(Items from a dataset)
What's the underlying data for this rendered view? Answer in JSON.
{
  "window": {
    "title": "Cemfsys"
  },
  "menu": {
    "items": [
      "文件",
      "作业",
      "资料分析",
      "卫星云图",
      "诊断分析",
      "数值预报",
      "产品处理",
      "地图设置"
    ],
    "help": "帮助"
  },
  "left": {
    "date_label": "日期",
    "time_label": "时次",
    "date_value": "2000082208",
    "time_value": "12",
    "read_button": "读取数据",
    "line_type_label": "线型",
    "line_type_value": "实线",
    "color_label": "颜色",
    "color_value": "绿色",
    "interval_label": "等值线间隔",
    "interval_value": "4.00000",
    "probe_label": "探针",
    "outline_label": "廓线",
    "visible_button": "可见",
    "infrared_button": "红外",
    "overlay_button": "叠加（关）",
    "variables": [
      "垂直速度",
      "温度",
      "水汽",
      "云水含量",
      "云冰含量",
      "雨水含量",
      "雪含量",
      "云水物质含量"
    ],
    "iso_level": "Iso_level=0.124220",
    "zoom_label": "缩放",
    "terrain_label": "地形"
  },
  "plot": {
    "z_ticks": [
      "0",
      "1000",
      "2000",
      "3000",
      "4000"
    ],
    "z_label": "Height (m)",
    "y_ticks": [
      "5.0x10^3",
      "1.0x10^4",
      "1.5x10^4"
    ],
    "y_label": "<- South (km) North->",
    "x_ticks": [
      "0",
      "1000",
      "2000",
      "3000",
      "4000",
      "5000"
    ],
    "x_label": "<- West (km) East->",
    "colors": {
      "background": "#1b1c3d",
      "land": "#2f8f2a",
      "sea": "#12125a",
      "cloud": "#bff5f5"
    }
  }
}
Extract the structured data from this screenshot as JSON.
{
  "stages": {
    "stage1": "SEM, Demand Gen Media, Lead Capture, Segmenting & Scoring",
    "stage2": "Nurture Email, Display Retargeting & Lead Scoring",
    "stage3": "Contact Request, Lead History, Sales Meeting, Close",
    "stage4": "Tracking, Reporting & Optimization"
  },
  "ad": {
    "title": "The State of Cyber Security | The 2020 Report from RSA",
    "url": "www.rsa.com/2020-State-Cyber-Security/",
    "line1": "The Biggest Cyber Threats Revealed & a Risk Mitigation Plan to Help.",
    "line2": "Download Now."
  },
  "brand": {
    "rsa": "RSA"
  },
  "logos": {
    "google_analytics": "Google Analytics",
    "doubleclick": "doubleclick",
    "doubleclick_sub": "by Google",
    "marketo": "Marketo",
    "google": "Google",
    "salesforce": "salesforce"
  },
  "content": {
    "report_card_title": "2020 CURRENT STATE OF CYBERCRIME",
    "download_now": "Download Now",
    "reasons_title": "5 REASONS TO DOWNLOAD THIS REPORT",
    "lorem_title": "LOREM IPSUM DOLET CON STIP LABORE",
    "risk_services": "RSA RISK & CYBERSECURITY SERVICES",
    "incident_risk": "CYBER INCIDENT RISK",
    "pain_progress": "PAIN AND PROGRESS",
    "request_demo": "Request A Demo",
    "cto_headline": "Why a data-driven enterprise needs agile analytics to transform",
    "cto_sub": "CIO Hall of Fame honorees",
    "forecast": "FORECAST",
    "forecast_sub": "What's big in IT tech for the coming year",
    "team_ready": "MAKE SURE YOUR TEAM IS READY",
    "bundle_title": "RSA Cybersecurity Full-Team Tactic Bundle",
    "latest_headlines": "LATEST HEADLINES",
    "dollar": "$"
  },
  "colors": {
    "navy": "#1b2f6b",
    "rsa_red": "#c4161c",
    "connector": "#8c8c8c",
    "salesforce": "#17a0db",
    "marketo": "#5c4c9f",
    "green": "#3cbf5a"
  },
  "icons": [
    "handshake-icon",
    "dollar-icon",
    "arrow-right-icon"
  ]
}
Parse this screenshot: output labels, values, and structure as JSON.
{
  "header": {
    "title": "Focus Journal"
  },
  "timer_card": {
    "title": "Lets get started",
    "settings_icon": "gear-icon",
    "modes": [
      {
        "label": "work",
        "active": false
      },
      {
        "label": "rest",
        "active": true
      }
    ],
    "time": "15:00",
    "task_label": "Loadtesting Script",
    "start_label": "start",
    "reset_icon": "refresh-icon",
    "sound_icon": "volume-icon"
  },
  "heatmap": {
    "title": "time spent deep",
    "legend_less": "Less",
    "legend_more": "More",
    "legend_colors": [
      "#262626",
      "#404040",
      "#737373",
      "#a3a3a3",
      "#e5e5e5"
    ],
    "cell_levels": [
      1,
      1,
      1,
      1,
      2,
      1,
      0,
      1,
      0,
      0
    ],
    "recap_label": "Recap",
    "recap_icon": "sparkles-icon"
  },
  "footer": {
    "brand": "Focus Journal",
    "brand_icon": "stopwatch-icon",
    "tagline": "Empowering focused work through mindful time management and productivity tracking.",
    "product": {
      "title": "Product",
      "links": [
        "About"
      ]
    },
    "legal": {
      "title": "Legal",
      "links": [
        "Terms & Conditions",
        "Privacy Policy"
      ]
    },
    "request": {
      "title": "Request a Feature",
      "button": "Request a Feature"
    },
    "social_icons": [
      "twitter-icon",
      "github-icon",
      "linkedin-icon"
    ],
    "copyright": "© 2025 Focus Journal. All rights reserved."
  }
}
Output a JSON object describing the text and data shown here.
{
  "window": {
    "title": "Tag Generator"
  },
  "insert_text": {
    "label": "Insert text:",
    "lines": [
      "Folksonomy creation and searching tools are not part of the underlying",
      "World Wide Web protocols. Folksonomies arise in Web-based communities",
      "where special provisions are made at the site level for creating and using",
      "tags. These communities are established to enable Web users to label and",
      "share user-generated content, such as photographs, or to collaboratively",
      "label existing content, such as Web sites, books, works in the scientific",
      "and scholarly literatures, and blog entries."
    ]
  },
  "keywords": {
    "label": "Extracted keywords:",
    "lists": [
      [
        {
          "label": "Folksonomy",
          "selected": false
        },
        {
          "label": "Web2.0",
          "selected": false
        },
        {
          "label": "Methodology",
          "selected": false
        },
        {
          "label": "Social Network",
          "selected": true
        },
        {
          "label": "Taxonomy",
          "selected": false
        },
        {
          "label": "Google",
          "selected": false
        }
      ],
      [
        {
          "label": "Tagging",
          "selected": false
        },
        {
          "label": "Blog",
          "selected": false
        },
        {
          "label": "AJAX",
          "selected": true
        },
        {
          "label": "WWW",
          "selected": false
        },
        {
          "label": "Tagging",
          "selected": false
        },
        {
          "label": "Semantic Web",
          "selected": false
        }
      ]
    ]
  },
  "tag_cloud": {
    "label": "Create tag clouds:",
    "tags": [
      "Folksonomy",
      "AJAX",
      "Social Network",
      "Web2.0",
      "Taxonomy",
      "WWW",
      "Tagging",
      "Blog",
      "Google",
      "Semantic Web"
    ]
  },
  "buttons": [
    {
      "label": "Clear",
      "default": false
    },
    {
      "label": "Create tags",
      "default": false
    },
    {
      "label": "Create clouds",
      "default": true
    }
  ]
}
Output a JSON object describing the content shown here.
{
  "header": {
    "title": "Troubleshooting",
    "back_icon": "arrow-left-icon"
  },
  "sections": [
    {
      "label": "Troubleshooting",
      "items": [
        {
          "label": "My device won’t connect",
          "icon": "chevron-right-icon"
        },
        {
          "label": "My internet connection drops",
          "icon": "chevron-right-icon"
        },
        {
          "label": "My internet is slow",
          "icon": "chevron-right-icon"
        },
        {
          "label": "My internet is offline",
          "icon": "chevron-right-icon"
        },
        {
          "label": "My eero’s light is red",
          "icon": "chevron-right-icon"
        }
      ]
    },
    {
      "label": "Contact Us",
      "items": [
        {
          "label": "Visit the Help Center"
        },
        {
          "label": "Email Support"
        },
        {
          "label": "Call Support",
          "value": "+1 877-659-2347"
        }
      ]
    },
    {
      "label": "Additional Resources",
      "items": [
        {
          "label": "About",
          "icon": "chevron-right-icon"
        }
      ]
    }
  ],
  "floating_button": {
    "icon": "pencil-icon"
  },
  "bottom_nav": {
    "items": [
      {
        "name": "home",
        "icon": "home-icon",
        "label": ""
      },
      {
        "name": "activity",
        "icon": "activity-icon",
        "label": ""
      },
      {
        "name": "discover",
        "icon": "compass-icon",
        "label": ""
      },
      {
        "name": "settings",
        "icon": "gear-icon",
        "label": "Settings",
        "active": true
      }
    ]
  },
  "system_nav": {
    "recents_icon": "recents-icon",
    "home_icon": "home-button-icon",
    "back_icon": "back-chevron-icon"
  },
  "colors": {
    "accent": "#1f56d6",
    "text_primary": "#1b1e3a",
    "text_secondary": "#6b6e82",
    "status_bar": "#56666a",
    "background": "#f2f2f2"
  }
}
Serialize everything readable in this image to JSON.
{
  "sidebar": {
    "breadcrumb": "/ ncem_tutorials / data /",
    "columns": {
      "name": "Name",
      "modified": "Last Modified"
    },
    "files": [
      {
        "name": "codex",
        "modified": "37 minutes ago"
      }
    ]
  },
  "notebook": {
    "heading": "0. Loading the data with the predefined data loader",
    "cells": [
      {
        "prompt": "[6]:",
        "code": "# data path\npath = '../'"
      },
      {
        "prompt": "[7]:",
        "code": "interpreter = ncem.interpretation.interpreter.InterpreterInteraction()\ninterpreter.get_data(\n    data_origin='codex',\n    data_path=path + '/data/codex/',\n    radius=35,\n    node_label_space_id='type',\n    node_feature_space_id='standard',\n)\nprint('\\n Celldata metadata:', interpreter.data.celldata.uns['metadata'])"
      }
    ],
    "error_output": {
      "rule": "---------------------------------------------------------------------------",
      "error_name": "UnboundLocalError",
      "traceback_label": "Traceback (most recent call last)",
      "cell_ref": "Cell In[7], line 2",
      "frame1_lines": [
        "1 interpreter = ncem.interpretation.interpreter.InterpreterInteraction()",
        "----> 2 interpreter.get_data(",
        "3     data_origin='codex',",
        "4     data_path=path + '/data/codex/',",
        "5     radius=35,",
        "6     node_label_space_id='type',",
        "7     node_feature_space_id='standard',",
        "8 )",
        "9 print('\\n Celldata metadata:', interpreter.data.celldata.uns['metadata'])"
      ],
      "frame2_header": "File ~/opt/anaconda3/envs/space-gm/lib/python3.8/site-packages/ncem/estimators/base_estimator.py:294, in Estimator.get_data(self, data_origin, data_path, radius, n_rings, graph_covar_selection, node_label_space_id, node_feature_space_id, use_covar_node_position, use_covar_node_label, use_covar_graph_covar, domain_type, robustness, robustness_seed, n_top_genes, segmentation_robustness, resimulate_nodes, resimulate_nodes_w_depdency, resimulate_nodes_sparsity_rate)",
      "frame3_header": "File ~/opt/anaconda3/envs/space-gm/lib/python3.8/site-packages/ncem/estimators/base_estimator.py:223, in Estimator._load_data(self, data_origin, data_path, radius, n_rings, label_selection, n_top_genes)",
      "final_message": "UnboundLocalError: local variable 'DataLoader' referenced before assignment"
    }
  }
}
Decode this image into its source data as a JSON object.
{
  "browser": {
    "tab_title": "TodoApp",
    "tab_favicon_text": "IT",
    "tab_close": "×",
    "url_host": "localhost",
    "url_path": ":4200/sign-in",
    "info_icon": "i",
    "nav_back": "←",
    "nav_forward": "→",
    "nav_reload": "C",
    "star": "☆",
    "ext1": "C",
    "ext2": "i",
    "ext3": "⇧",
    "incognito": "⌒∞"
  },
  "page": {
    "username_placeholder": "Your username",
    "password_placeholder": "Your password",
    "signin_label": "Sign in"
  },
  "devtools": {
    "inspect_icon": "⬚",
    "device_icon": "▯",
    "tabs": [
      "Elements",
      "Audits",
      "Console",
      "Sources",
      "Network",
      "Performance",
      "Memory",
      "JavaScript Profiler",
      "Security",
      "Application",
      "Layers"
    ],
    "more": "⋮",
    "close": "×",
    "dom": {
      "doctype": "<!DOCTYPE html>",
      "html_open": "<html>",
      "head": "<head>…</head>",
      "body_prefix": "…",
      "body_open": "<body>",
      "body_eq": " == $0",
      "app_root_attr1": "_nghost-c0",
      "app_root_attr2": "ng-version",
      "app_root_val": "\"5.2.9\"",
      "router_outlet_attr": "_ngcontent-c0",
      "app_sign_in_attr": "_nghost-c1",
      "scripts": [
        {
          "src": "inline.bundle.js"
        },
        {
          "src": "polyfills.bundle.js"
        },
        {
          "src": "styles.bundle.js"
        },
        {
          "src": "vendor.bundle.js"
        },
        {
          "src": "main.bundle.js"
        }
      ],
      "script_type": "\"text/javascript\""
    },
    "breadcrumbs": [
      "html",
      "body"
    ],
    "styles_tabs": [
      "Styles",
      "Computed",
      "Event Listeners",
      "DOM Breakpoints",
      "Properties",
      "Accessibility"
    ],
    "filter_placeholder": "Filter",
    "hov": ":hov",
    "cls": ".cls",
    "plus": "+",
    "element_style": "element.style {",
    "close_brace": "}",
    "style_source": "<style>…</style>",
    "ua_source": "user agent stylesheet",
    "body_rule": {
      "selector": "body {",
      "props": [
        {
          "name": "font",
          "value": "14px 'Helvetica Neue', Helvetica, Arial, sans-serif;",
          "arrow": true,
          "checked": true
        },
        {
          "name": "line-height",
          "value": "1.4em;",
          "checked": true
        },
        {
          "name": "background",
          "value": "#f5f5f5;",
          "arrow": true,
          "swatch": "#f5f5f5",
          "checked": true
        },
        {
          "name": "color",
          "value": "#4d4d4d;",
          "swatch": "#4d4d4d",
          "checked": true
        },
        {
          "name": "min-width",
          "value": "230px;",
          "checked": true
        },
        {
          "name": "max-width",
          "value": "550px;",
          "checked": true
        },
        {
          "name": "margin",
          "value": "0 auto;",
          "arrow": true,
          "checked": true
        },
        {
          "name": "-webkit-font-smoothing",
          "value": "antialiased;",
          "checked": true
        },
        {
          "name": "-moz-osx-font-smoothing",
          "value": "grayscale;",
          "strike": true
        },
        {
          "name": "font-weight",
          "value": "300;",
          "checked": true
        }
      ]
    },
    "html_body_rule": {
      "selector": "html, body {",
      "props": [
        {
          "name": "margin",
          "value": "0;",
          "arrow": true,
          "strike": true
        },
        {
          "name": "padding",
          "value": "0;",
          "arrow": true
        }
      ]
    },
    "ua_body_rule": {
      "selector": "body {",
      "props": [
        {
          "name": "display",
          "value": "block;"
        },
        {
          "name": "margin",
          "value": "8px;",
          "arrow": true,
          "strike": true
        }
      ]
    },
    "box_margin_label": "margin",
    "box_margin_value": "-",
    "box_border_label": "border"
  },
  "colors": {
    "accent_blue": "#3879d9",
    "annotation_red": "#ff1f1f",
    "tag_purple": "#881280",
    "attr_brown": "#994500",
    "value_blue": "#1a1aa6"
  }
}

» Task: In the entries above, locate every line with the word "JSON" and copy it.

» Solution to the problem:
What's the underlying data for this rendered view? Answer in JSON.
Extract the structured data from this screenshot as JSON.
Parse this screenshot: output labels, values, and structure as JSON.
Output a JSON object describing the text and data shown here.
Output a JSON object describing the content shown here.
Serialize everything readable in this image to JSON.
Decode this image into its source data as a JSON object.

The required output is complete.